“Writing is a therapy,” as Thomas Mann said. It is indeed a way to heal a wound, however everyone has his or her own way to apply this medicine. Gao Xingjian, a novelist and playwright based in France, takes his writing in a quite different direction. Gao left China in 1987, and has not returned to the country for the past three decades, cutting off his connection to China in both the spiritual and practical sense. He describes himself as a “global citizen” and has devoted himself to European culture. He has said openly that he does not want to touch Chinese topics, such as Cultural Revolution anymore, even though his novels One Man’s Bible and Soul Mountain deal with this topic and brought him the highest honor of the Nobel Prize for literature in 2000.

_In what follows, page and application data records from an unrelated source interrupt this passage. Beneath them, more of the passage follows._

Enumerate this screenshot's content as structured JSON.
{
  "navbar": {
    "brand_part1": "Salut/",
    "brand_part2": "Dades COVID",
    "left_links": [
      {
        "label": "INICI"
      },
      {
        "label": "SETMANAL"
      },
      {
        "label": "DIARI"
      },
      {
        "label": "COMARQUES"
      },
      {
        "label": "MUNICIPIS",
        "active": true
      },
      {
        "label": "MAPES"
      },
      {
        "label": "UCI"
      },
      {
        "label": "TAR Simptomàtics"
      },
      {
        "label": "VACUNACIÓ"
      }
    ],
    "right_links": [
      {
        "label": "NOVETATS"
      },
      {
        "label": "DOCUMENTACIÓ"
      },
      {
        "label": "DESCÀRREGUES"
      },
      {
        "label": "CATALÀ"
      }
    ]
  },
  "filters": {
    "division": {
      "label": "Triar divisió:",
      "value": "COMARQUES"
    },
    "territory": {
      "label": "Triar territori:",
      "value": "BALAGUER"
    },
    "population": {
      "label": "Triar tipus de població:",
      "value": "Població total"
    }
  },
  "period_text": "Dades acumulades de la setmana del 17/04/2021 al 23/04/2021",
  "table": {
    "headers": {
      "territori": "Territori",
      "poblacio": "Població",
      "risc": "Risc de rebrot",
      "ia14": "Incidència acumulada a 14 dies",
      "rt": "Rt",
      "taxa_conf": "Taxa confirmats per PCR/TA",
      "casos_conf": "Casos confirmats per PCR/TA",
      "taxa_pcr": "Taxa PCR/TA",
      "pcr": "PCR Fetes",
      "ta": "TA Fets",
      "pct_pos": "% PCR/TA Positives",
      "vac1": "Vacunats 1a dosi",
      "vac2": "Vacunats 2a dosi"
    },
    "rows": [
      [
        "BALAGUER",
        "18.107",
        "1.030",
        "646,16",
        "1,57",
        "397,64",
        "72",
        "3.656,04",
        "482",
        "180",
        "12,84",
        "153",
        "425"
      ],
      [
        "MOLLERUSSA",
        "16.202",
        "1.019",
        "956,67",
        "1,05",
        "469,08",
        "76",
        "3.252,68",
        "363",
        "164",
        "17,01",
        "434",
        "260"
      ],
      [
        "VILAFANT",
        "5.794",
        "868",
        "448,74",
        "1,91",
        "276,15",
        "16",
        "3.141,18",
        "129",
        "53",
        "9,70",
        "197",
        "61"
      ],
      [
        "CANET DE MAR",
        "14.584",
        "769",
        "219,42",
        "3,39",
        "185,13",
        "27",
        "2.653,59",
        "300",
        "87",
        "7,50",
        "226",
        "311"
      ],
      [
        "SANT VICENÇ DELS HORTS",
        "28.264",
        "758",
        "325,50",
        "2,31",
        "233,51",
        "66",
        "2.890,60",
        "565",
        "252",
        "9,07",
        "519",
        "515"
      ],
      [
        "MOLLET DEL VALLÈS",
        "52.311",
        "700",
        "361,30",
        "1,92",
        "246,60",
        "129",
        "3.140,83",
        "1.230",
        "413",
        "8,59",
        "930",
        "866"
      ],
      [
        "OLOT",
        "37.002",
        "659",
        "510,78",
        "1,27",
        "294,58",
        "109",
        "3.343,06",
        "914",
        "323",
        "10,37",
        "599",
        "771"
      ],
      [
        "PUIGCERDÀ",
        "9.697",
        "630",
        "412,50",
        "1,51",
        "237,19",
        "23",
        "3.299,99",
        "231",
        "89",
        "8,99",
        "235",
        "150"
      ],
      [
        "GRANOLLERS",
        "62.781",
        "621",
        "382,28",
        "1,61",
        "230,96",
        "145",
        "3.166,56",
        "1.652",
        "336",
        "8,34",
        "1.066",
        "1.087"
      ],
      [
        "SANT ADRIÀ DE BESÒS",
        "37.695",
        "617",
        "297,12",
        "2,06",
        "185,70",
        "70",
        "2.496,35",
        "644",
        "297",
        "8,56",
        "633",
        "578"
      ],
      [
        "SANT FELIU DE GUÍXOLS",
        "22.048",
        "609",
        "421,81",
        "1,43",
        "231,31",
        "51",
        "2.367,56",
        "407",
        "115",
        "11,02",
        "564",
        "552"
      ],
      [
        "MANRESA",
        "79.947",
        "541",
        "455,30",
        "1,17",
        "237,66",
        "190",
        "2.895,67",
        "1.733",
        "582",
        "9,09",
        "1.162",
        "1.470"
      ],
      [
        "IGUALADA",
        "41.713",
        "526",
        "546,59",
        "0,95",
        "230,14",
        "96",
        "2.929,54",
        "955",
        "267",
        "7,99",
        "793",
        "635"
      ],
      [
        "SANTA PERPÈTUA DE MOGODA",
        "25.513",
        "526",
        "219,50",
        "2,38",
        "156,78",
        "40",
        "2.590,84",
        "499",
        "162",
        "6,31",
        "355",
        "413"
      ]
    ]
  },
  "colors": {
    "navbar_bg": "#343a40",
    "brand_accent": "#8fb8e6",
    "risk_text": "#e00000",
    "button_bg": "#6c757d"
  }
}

Since 1975, the Czech-born exiled writer Milan Kundera has also lived in France. Kundera sees himself as French and has composed his work in French since 1993. Gao seems to take Kundera as his model. He tried hard to jump away from the shadow of his Chinese background, and his creative writing and drama now deal with European themes and are in French. Unfortunately, Gao’s French works are constrained and unnatural. For example, his play Ballade Nocturne, a poem-play with dance, presents the ego of a Western female. How could an aged Asian male really enter the subtle psyche and emotional world of a young European female? This experiment is quite embarrassing. Gao failed in his goal. The play was only a dancing performance, something for the eyes, but did not touch the heart or soul of the audience.
After the Velvet Revolution, Kundera was embraced by his home country; he received awards and his works were published in Czech. But Gao is still treated like an unwelcome stepchild in his motherland of China. His works could not be published officially, but pirated copies exist on the free market. Most of his Chinese works were published in Taiwan and Hong Kong long before he received the Nobel Prize. Although they did not sell well before, his reception of the prize has promoted the distribution enormously.
While Gao Xingjian has been celebrated as a hero and master outside China, he never goes back to China. This is either because he is still a persona non grata or because he does not want to bow to a regime that has suppressed him and wouldn’t provide him any space for his free writing and thinking. His early book Basic Study of the Technique of Modern Fiction (xiandai xiaoshuo jiqiao chutan), was criticized immediately after its publication in 1981. The book, which introduces the “stream of consciousness,” could be labeled as a counterrevolutionary “poisonous weed.” The absurdity of real life has inspired Gao’s creation of absurdity drama. His early plays like Signal Alarm (1982) and Bus Stop reflected exactly the reality at that time. When he left China in 1987, Gao was a dissident.
Although “global citizen” Gao tried hard to merge into the European society, to transform himself as an European intellectual and turn his back to China, he still encourages others to write more about the Cultural Revolution. “To the Terror of that time, people have not written enough about it. We must let the generations to come know the historical experience, and prevent such things happen again.”
Gao, now 76, is a living witness of the terror, who is more qualified than he to write down the history? He must know that the role of “dissident writer” fits him much better than that of a “global citizen.”